Acute Respiratory Distress Syndrome (ARDS) is an acute lung injury which may stem from multiple causes (direct injury, sepsis, pneumonia) resulting in inflammation in the lungs, which increases permeability to fluids. A non-cardiogenic pulmonary edema is present, and mechanical ventilation is usually required.1
ARDS patients may present with competing fluid management goals – fluid resuscitation for perfusion vs. fluid restriction for lung function2. Due to patient positioning, changing lung mechanics and use of PEEP, Pulse Pressure Variation (PPV) and Stroke Volume Variation (SVV) may not adequately judge fluid responsiveness.
Why Are ARDS Patients Likely to Benefit From Cheetah Technology?
Cheetah’s 100% noninvasive hemodynamic data provides the clinician the tools to manage perfusion. Key parameters such as Stroke Volume and Cardiac Output, gives the clinician the ability to directly measure changes in Stroke Volume Index to gauge fluid responsiveness.
The continuous hemodynamic profile from Cheetah is available even in the prone position and enables clinicians to manage drug and fluid administration. Continuous monitoring is a challenge for other technologies given changing lung mechanics and the common use of PEEP.
Early fluid management guided by Cheetah’s technology is important, especially during different phases of ARDS – early adequate initial fluid resuscitation vs later conservative fluid management.
1. Fanelli V et al. Acute respiratory distress syndrome: New definition, current and future therapeutic options. J Thorac Dis 2013; 5: 326-334

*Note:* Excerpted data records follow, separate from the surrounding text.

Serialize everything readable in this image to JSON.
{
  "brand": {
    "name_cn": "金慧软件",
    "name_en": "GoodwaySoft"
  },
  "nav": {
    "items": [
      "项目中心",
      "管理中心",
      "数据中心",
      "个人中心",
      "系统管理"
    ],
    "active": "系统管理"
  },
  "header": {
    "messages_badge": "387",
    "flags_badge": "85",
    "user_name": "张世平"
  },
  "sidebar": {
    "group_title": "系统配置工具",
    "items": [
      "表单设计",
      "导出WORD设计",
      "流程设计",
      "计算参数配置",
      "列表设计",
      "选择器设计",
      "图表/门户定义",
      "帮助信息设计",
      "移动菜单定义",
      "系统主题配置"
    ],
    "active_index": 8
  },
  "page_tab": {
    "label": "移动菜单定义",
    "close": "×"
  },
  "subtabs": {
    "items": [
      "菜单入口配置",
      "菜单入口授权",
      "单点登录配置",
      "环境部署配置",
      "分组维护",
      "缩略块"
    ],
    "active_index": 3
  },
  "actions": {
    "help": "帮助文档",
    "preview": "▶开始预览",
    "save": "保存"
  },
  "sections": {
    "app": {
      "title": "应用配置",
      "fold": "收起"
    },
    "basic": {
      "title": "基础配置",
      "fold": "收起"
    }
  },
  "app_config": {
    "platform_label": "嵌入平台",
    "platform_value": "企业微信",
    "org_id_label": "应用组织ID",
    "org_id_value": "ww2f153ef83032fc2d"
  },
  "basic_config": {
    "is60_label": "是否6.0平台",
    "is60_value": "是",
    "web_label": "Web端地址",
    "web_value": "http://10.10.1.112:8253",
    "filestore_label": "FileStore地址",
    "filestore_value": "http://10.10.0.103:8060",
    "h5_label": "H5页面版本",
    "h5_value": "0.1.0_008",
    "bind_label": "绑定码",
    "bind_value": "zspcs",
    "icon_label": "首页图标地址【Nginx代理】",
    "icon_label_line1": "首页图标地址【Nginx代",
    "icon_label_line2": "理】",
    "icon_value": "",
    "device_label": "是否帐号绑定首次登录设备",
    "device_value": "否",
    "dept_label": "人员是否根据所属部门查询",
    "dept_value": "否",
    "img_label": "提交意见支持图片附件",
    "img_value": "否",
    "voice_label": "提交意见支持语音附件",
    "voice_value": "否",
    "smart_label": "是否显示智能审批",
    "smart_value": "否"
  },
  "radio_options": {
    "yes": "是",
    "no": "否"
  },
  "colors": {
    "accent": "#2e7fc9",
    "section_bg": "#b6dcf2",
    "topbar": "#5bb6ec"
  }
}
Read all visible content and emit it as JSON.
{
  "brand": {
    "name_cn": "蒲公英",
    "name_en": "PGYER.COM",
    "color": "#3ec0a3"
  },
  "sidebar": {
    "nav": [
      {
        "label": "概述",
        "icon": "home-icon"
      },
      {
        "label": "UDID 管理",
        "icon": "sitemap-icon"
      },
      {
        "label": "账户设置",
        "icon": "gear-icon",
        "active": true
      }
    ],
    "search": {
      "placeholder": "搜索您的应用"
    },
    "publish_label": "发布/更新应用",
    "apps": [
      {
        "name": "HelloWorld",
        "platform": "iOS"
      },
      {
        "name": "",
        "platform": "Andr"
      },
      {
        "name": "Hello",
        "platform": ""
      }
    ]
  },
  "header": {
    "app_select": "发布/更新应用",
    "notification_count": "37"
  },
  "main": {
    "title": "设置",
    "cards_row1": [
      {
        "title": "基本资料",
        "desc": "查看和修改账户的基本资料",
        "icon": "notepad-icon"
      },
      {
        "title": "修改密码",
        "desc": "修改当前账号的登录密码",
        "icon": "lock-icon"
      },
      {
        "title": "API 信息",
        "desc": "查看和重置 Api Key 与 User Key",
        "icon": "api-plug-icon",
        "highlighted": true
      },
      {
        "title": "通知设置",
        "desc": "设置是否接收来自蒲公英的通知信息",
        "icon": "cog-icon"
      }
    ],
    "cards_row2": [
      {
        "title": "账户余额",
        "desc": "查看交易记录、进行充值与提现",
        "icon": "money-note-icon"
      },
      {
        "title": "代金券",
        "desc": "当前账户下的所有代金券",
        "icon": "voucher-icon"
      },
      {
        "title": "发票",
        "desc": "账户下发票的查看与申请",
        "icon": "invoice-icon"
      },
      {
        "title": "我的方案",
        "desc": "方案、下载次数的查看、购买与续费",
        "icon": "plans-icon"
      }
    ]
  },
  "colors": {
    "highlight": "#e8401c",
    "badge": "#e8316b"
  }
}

2. Wiedermann, HP, et al. Comparison of Two Fluid-Management Strategies in Acute Lung Injury. N Engl J Med 2006;354:2564-75.